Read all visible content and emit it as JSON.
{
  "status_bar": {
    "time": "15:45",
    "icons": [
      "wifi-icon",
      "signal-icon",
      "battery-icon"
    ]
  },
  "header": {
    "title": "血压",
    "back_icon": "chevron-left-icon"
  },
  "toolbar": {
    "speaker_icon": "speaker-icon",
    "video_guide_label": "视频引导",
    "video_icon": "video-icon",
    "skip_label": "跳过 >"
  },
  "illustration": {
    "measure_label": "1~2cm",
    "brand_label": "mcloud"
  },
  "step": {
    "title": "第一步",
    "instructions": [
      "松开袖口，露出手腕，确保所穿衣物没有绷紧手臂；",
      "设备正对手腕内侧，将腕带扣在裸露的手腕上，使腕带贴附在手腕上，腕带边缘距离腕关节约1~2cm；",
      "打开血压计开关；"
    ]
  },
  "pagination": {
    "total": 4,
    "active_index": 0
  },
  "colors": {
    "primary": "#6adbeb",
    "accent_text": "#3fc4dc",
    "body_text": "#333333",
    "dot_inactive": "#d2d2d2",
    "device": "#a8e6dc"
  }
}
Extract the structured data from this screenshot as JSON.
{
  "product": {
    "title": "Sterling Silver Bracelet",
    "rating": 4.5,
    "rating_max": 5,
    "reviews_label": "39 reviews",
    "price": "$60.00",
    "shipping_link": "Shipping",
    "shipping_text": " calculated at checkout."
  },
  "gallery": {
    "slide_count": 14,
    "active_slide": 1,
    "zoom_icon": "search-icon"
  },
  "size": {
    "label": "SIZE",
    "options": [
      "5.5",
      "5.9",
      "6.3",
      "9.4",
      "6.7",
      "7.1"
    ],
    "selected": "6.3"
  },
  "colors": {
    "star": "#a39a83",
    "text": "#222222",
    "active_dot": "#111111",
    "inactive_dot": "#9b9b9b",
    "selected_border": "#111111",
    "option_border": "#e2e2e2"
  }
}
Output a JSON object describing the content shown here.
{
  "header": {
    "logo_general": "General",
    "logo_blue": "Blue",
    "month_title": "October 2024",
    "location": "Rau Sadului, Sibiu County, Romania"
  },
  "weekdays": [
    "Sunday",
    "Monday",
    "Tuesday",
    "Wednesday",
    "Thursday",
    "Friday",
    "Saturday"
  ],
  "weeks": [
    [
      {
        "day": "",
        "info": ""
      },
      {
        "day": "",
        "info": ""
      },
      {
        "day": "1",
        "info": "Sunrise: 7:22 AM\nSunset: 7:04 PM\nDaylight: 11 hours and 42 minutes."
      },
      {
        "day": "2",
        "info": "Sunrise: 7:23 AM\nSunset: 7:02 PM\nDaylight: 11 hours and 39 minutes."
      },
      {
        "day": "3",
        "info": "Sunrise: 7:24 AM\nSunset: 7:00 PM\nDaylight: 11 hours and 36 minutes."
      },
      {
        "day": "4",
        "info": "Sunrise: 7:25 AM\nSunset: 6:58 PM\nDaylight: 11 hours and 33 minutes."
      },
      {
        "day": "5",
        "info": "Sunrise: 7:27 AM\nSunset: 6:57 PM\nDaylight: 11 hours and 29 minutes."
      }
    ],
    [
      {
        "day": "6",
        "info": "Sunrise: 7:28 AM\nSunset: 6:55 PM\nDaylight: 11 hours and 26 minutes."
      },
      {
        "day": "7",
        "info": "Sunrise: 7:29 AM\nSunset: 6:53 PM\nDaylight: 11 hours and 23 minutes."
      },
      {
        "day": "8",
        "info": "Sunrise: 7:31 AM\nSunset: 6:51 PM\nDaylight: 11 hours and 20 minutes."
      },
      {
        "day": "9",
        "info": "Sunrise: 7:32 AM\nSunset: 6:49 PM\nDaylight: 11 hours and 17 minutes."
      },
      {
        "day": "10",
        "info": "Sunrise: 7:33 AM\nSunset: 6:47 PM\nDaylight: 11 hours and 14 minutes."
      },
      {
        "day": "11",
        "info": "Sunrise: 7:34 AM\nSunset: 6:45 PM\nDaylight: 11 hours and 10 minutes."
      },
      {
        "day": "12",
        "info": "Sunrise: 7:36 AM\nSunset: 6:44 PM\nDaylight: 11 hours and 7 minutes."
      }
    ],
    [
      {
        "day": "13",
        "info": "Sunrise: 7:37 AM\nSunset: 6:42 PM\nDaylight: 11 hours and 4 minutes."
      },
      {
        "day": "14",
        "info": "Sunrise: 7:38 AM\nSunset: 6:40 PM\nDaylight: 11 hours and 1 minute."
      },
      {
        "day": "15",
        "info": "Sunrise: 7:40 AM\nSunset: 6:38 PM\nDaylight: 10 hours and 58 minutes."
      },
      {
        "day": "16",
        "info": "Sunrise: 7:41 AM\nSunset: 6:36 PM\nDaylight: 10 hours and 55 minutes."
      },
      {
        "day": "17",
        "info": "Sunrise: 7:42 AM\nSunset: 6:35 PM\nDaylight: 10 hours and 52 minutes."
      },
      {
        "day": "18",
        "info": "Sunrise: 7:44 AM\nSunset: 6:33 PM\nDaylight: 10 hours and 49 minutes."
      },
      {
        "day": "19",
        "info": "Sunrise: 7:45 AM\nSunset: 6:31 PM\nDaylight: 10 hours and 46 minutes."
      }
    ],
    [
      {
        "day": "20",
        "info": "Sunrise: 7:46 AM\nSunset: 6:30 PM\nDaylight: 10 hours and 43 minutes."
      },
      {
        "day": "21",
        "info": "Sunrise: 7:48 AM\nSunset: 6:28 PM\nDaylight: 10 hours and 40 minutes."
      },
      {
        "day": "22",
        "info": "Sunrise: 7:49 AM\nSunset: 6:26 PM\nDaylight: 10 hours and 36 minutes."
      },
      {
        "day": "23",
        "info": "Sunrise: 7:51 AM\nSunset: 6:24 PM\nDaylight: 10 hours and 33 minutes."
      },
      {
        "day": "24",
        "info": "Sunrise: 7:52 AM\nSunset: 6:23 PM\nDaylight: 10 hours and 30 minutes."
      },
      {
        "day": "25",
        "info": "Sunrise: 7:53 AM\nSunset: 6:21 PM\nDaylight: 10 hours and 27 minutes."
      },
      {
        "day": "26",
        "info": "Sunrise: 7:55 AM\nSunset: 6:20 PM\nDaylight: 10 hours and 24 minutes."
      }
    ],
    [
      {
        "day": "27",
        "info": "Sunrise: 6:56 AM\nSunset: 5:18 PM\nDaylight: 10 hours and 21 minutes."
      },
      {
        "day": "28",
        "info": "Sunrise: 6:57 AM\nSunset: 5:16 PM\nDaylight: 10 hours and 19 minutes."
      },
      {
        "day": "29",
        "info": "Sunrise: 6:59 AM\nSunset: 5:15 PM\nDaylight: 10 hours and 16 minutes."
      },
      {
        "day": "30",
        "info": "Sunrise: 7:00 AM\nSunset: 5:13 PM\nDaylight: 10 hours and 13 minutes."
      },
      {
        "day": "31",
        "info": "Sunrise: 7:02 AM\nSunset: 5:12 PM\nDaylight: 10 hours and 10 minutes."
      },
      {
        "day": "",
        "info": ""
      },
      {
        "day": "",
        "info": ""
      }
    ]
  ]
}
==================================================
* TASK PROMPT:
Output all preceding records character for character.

* EXPECTED ANSWER:
Read all visible content and emit it as JSON.
{
  "status_bar": {
    "time": "15:45",
    "icons": [
      "wifi-icon",
      "signal-icon",
      "battery-icon"
    ]
  },
  "header": {
    "title": "血压",
    "back_icon": "chevron-left-icon"
  },
  "toolbar": {
    "speaker_icon": "speaker-icon",
    "video_guide_label": "视频引导",
    "video_icon": "video-icon",
    "skip_label": "跳过 >"
  },
  "illustration": {
    "measure_label": "1~2cm",
    "brand_label": "mcloud"
  },
  "step": {
    "title": "第一步",
    "instructions": [
      "松开袖口，露出手腕，确保所穿衣物没有绷紧手臂；",
      "设备正对手腕内侧，将腕带扣在裸露的手腕上，使腕带贴附在手腕上，腕带边缘距离腕关节约1~2cm；",
      "打开血压计开关；"
    ]
  },
  "pagination": {
    "total": 4,
    "active_index": 0
  },
  "colors": {
    "primary": "#6adbeb",
    "accent_text": "#3fc4dc",
    "body_text": "#333333",
    "dot_inactive": "#d2d2d2",
    "device": "#a8e6dc"
  }
}
Extract the structured data from this screenshot as JSON.
{
  "product": {
    "title": "Sterling Silver Bracelet",
    "rating": 4.5,
    "rating_max": 5,
    "reviews_label": "39 reviews",
    "price": "$60.00",
    "shipping_link": "Shipping",
    "shipping_text": " calculated at checkout."
  },
  "gallery": {
    "slide_count": 14,
    "active_slide": 1,
    "zoom_icon": "search-icon"
  },
  "size": {
    "label": "SIZE",
    "options": [
      "5.5",
      "5.9",
      "6.3",
      "9.4",
      "6.7",
      "7.1"
    ],
    "selected": "6.3"
  },
  "colors": {
    "star": "#a39a83",
    "text": "#222222",
    "active_dot": "#111111",
    "inactive_dot": "#9b9b9b",
    "selected_border": "#111111",
    "option_border": "#e2e2e2"
  }
}
Output a JSON object describing the content shown here.
{
  "header": {
    "logo_general": "General",
    "logo_blue": "Blue",
    "month_title": "October 2024",
    "location": "Rau Sadului, Sibiu County, Romania"
  },
  "weekdays": [
    "Sunday",
    "Monday",
    "Tuesday",
    "Wednesday",
    "Thursday",
    "Friday",
    "Saturday"
  ],
  "weeks": [
    [
      {
        "day": "",
        "info": ""
      },
      {
        "day": "",
        "info": ""
      },
      {
        "day": "1",
        "info": "Sunrise: 7:22 AM\nSunset: 7:04 PM\nDaylight: 11 hours and 42 minutes."
      },
      {
        "day": "2",
        "info": "Sunrise: 7:23 AM\nSunset: 7:02 PM\nDaylight: 11 hours and 39 minutes."
      },
      {
        "day": "3",
        "info": "Sunrise: 7:24 AM\nSunset: 7:00 PM\nDaylight: 11 hours and 36 minutes."
      },
      {
        "day": "4",
        "info": "Sunrise: 7:25 AM\nSunset: 6:58 PM\nDaylight: 11 hours and 33 minutes."
      },
      {
        "day": "5",
        "info": "Sunrise: 7:27 AM\nSunset: 6:57 PM\nDaylight: 11 hours and 29 minutes."
      }
    ],
    [
      {
        "day": "6",
        "info": "Sunrise: 7:28 AM\nSunset: 6:55 PM\nDaylight: 11 hours and 26 minutes."
      },
      {
        "day": "7",
        "info": "Sunrise: 7:29 AM\nSunset: 6:53 PM\nDaylight: 11 hours and 23 minutes."
      },
      {
        "day": "8",
        "info": "Sunrise: 7:31 AM\nSunset: 6:51 PM\nDaylight: 11 hours and 20 minutes."
      },
      {
        "day": "9",
        "info": "Sunrise: 7:32 AM\nSunset: 6:49 PM\nDaylight: 11 hours and 17 minutes."
      },
      {
        "day": "10",
        "info": "Sunrise: 7:33 AM\nSunset: 6:47 PM\nDaylight: 11 hours and 14 minutes."
      },
      {
        "day": "11",
        "info": "Sunrise: 7:34 AM\nSunset: 6:45 PM\nDaylight: 11 hours and 10 minutes."
      },
      {
        "day": "12",
        "info": "Sunrise: 7:36 AM\nSunset: 6:44 PM\nDaylight: 11 hours and 7 minutes."
      }
    ],
    [
      {
        "day": "13",
        "info": "Sunrise: 7:37 AM\nSunset: 6:42 PM\nDaylight: 11 hours and 4 minutes."
      },
      {
        "day": "14",
        "info": "Sunrise: 7:38 AM\nSunset: 6:40 PM\nDaylight: 11 hours and 1 minute."
      },
      {
        "day": "15",
        "info": "Sunrise: 7:40 AM\nSunset: 6:38 PM\nDaylight: 10 hours and 58 minutes."
      },
      {
        "day": "16",
        "info": "Sunrise: 7:41 AM\nSunset: 6:36 PM\nDaylight: 10 hours and 55 minutes."
      },
      {
        "day": "17",
        "info": "Sunrise: 7:42 AM\nSunset: 6:35 PM\nDaylight: 10 hours and 52 minutes."
      },
      {
        "day": "18",
        "info": "Sunrise: 7:44 AM\nSunset: 6:33 PM\nDaylight: 10 hours and 49 minutes."
      },
      {
        "day": "19",
        "info": "Sunrise: 7:45 AM\nSunset: 6:31 PM\nDaylight: 10 hours and 46 minutes."
      }
    ],
    [
      {
        "day": "20",
        "info": "Sunrise: 7:46 AM\nSunset: 6:30 PM\nDaylight: 10 hours and 43 minutes."
      },
      {
        "day": "21",
        "info": "Sunrise: 7:48 AM\nSunset: 6:28 PM\nDaylight: 10 hours and 40 minutes."
      },
      {
        "day": "22",
        "info": "Sunrise: 7:49 AM\nSunset: 6:26 PM\nDaylight: 10 hours and 36 minutes."
      },
      {
        "day": "23",
        "info": "Sunrise: 7:51 AM\nSunset: 6:24 PM\nDaylight: 10 hours and 33 minutes."
      },
      {
        "day": "24",
        "info": "Sunrise: 7:52 AM\nSunset: 6:23 PM\nDaylight: 10 hours and 30 minutes."
      },
      {
        "day": "25",
        "info": "Sunrise: 7:53 AM\nSunset: 6:21 PM\nDaylight: 10 hours and 27 minutes."
      },
      {
        "day": "26",
        "info": "Sunrise: 7:55 AM\nSunset: 6:20 PM\nDaylight: 10 hours and 24 minutes."
      }
    ],
    [
      {
        "day": "27",
        "info": "Sunrise: 6:56 AM\nSunset: 5:18 PM\nDaylight: 10 hours and 21 minutes."
      },
      {
        "day": "28",
        "info": "Sunrise: 6:57 AM\nSunset: 5:16 PM\nDaylight: 10 hours and 19 minutes."
      },
      {
        "day": "29",
        "info": "Sunrise: 6:59 AM\nSunset: 5:15 PM\nDaylight: 10 hours and 16 minutes."
      },
      {
        "day": "30",
        "info": "Sunrise: 7:00 AM\nSunset: 5:13 PM\nDaylight: 10 hours and 13 minutes."
      },
      {
        "day": "31",
        "info": "Sunrise: 7:02 AM\nSunset: 5:12 PM\nDaylight: 10 hours and 10 minutes."
      },
      {
        "day": "",
        "info": ""
      },
      {
        "day": "",
        "info": ""
      }
    ]
  ]
}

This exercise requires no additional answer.